Web page and app entries:
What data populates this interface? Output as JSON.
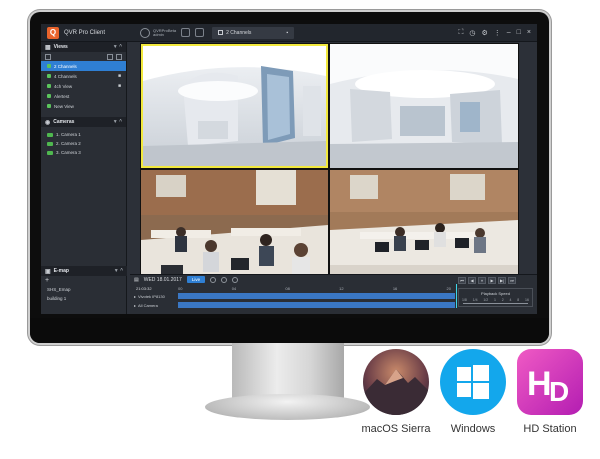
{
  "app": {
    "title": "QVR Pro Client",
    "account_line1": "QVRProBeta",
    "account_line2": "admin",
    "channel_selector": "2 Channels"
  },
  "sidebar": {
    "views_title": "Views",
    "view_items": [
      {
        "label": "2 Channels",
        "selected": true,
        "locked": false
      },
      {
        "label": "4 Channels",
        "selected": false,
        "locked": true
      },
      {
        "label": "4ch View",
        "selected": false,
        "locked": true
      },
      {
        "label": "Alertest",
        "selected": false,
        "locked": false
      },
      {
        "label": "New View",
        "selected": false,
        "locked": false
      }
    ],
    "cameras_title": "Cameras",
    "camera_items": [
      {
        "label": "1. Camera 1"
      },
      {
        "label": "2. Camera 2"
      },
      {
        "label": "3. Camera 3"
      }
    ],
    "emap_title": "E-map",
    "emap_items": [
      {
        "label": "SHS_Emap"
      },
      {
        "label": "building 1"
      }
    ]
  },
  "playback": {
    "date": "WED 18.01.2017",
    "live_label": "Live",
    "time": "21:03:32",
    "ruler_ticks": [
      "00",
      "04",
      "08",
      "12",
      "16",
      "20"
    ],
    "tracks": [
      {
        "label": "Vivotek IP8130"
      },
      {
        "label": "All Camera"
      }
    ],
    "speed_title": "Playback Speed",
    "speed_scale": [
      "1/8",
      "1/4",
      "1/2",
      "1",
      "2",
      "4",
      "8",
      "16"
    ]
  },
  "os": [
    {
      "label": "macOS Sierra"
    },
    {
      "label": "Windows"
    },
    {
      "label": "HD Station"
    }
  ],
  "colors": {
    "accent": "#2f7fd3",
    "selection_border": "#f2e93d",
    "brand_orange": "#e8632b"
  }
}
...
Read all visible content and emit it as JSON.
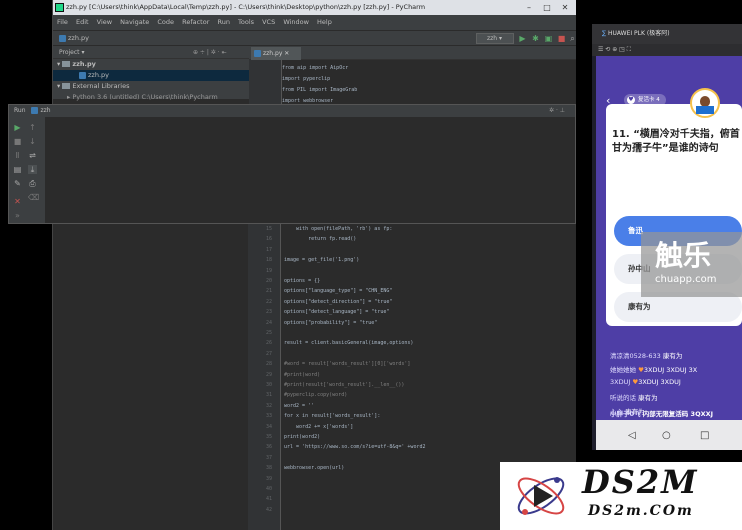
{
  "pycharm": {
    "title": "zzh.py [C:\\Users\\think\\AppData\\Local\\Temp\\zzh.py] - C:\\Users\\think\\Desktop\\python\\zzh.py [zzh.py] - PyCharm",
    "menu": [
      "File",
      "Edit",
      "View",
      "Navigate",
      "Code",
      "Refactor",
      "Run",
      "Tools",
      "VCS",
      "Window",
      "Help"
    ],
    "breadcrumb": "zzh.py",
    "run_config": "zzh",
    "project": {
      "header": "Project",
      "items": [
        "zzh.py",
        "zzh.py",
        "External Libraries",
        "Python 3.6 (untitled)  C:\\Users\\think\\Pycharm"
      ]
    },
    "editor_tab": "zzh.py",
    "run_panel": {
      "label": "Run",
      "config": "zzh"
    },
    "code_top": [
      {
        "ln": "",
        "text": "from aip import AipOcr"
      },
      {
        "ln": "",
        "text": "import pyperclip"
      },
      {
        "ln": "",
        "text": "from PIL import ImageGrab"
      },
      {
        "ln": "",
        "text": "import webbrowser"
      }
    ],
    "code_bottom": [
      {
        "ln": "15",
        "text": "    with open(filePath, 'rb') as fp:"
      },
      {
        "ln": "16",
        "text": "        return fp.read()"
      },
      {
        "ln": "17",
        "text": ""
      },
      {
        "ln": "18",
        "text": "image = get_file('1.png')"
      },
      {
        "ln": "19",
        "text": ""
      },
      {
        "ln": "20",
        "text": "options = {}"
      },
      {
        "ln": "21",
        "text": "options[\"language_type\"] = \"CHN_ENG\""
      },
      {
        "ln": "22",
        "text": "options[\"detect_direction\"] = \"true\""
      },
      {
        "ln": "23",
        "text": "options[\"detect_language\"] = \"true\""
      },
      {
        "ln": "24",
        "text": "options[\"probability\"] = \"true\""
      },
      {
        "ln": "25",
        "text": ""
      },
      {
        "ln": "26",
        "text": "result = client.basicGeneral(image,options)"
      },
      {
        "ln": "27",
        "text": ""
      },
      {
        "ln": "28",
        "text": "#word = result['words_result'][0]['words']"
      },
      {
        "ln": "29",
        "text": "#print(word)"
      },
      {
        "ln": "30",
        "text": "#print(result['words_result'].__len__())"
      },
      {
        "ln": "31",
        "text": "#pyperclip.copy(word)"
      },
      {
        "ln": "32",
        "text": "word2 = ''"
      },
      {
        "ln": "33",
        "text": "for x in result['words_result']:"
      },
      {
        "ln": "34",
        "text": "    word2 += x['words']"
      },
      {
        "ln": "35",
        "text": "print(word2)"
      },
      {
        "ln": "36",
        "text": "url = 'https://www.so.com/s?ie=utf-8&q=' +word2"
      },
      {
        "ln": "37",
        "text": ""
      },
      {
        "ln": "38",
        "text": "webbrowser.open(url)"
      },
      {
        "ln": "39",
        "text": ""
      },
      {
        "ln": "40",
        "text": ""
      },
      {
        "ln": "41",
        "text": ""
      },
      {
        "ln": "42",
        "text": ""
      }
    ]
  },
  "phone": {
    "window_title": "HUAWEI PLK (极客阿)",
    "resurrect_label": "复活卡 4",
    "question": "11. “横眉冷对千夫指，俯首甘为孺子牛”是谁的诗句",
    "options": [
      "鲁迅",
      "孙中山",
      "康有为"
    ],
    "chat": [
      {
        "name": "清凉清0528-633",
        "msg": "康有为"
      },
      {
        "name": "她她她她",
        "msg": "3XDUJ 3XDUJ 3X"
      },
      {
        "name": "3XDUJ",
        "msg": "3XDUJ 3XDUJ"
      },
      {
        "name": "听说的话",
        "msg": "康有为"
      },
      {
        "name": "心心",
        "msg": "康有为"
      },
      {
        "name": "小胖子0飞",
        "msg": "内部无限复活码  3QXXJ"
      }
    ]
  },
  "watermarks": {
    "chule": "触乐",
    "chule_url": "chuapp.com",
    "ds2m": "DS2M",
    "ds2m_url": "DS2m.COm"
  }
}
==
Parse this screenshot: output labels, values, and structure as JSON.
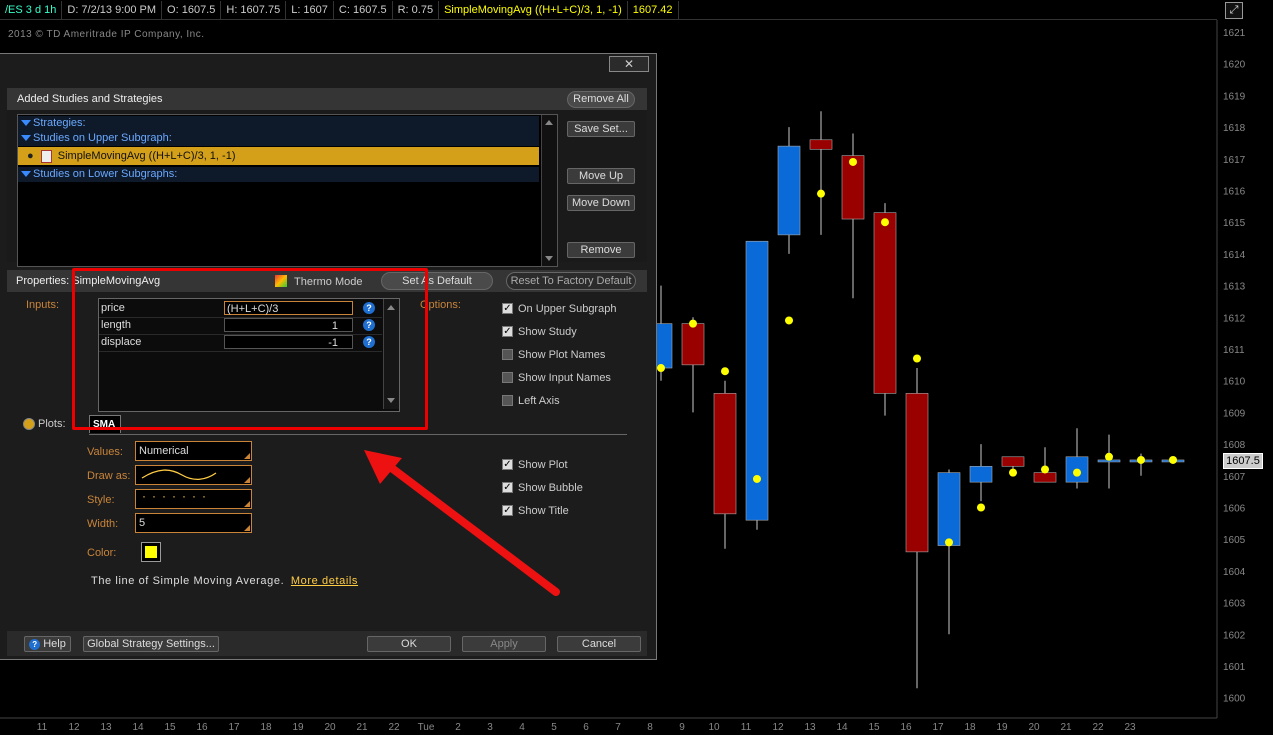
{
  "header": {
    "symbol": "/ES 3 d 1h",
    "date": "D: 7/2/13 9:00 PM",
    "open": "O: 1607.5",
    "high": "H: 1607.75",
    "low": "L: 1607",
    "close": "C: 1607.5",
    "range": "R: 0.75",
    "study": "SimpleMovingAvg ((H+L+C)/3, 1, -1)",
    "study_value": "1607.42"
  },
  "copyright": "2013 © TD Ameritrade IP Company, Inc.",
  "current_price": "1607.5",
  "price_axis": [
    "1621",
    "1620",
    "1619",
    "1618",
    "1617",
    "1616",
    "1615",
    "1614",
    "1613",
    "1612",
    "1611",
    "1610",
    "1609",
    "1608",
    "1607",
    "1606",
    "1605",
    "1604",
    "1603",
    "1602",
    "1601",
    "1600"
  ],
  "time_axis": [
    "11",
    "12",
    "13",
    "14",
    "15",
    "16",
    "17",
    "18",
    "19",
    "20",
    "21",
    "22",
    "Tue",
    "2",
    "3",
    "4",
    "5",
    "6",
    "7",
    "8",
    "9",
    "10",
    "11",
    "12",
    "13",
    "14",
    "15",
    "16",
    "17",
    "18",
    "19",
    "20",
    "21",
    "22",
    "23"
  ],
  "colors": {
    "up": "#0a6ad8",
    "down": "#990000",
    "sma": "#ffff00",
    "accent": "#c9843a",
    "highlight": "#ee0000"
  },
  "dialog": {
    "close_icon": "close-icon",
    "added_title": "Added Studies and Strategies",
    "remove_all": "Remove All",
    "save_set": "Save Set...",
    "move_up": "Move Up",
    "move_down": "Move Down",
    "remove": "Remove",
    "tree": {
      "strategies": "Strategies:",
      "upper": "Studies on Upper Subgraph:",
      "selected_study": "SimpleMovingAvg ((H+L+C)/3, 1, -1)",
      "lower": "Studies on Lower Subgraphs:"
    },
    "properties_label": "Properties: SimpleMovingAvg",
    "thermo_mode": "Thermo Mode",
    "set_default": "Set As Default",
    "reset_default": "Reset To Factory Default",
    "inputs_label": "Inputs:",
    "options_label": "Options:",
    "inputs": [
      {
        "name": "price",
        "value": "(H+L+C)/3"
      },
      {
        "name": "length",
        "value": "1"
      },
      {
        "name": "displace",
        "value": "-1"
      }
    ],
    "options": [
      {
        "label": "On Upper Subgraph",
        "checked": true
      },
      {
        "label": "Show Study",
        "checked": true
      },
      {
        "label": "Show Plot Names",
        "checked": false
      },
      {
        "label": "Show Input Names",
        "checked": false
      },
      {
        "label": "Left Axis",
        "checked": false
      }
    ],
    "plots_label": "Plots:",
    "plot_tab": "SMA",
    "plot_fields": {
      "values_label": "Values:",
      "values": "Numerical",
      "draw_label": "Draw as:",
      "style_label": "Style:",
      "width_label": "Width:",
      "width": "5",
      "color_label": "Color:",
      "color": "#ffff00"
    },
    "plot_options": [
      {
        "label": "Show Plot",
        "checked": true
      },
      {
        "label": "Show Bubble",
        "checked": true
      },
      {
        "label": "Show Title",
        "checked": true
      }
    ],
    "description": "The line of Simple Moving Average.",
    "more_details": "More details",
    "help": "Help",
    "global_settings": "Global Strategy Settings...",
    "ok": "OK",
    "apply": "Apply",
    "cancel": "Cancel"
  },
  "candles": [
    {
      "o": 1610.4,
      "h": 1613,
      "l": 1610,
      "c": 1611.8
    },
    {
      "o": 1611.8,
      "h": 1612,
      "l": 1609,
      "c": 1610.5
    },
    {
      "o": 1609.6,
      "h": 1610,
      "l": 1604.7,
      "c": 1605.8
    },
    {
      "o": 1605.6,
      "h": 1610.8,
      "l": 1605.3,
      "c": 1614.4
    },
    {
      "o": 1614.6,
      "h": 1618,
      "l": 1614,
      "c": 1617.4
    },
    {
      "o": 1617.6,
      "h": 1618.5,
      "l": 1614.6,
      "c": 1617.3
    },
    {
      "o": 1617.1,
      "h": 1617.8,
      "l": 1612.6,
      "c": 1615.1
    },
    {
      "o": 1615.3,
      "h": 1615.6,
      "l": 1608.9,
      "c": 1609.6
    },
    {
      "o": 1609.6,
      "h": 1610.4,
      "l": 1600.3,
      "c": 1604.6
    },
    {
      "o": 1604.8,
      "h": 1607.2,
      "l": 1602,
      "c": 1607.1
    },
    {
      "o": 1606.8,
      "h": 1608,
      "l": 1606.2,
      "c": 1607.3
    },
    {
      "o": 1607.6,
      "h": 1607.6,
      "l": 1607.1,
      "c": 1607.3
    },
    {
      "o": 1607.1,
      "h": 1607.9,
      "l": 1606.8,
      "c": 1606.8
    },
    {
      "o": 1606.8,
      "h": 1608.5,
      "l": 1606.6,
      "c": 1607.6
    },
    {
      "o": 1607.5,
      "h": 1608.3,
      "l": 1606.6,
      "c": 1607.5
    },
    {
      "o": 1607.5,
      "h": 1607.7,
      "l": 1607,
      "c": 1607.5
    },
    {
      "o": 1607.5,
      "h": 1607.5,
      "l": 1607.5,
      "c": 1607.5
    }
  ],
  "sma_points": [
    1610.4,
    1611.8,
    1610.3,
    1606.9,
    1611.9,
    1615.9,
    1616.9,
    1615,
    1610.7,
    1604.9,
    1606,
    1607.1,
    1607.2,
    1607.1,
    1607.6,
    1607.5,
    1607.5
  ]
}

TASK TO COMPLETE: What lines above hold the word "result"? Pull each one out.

ANSWER TO THE PROBLEM:
        "text": "result = client.basicGeneral(image,options)"
        "text": "#word = result['words_result'][0]['words']"
        "text": "#print(result['words_result'].__len__())"
        "text": "for x in result['words_result']:"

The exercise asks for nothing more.